### [Directions]
Pictures aside, copy exactly the lines running from the one with "Output a JSON" to the end of the records.

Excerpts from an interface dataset
......
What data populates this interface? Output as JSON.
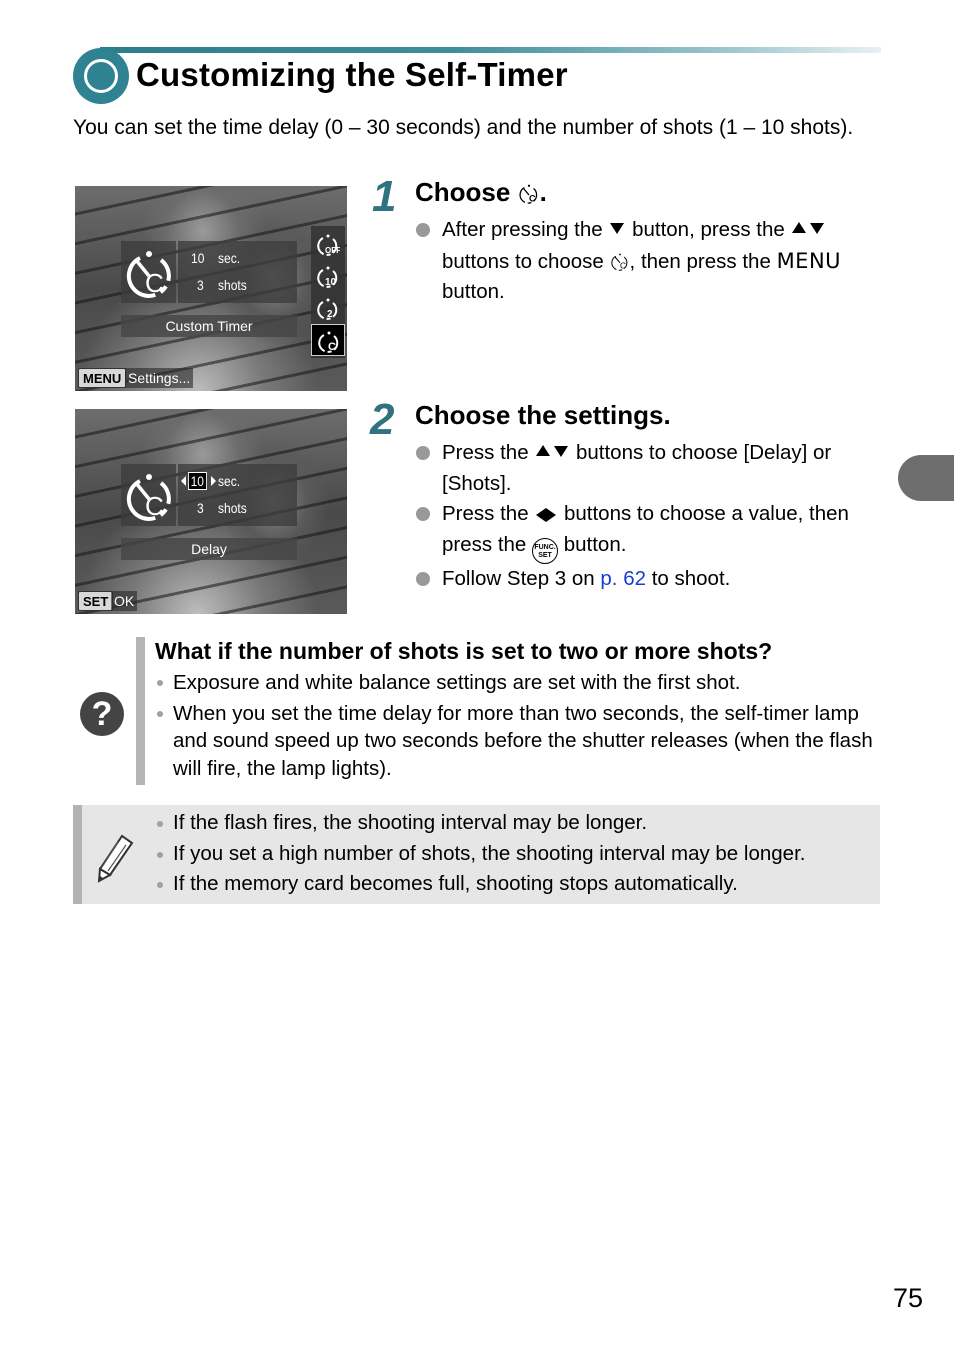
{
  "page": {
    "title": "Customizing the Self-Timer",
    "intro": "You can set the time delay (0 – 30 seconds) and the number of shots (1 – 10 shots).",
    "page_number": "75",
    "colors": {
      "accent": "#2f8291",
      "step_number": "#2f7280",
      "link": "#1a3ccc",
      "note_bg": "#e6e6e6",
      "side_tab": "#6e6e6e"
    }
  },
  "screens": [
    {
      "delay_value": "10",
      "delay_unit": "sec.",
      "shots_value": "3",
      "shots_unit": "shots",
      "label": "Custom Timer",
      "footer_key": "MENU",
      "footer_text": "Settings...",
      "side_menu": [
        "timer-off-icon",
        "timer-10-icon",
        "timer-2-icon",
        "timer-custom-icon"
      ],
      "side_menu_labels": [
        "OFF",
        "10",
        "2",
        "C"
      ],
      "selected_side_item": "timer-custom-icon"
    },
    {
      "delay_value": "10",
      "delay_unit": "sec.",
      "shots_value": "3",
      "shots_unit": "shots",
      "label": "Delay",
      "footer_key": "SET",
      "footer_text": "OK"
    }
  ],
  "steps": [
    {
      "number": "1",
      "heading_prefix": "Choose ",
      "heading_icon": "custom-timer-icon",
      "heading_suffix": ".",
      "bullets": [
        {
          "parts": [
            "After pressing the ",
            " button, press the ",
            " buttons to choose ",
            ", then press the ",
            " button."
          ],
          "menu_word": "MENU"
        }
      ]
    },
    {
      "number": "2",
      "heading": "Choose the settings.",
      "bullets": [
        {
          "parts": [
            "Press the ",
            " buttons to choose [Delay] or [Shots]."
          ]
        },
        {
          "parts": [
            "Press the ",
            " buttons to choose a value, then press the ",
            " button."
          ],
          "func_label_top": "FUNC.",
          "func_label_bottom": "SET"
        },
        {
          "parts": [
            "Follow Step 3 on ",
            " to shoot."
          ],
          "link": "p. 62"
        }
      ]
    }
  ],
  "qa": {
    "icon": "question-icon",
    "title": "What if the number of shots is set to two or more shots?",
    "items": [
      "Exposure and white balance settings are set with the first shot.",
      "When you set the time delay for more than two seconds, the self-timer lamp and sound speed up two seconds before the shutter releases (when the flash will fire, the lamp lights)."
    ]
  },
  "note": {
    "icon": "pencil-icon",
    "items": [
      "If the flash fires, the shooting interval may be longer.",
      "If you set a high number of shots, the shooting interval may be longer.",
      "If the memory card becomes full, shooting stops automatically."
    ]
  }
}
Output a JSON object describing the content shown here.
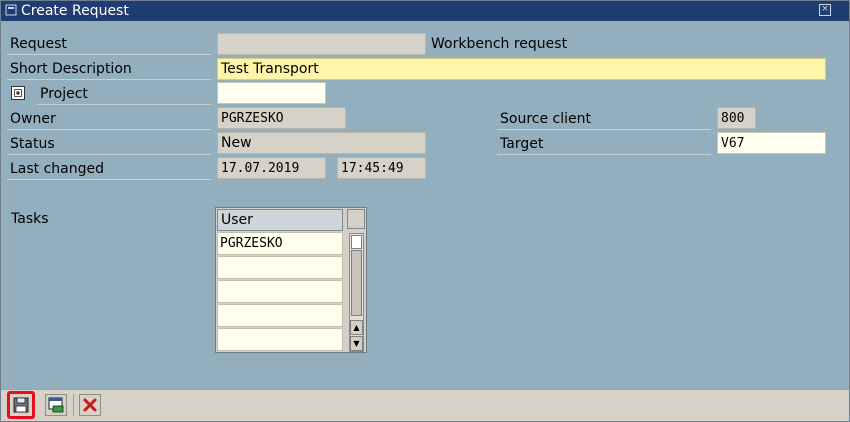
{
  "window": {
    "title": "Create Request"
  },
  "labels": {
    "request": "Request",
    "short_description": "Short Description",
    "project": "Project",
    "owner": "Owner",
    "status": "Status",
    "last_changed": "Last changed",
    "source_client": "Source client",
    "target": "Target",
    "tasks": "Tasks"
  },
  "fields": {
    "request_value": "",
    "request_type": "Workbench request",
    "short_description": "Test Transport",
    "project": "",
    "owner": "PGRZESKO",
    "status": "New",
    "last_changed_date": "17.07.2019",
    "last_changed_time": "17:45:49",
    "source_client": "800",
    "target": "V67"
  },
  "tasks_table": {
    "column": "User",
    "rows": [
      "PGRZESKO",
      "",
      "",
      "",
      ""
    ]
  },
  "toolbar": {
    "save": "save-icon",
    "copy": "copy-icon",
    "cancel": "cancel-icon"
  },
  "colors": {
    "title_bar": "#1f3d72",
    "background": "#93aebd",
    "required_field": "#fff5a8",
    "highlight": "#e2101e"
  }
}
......
### [Solution]
Output a JSON object describing the content shown here.
{
  "window": {
    "title": "Create Request"
  },
  "labels": {
    "request": "Request",
    "short_description": "Short Description",
    "project": "Project",
    "owner": "Owner",
    "status": "Status",
    "last_changed": "Last changed",
    "source_client": "Source client",
    "target": "Target",
    "tasks": "Tasks"
  },
  "fields": {
    "request_value": "",
    "request_type": "Workbench request",
    "short_description": "Test Transport",
    "project": "",
    "owner": "PGRZESKO",
    "status": "New",
    "last_changed_date": "17.07.2019",
    "last_changed_time": "17:45:49",
    "source_client": "800",
    "target": "V67"
  },
  "tasks_table": {
    "column": "User",
    "rows": [
      "PGRZESKO",
      "",
      "",
      "",
      ""
    ]
  },
  "toolbar": {
    "save": "save-icon",
    "copy": "copy-icon",
    "cancel": "cancel-icon"
  },
  "colors": {
    "title_bar": "#1f3d72",
    "background": "#93aebd",
    "required_field": "#fff5a8",
    "highlight": "#e2101e"
  }
}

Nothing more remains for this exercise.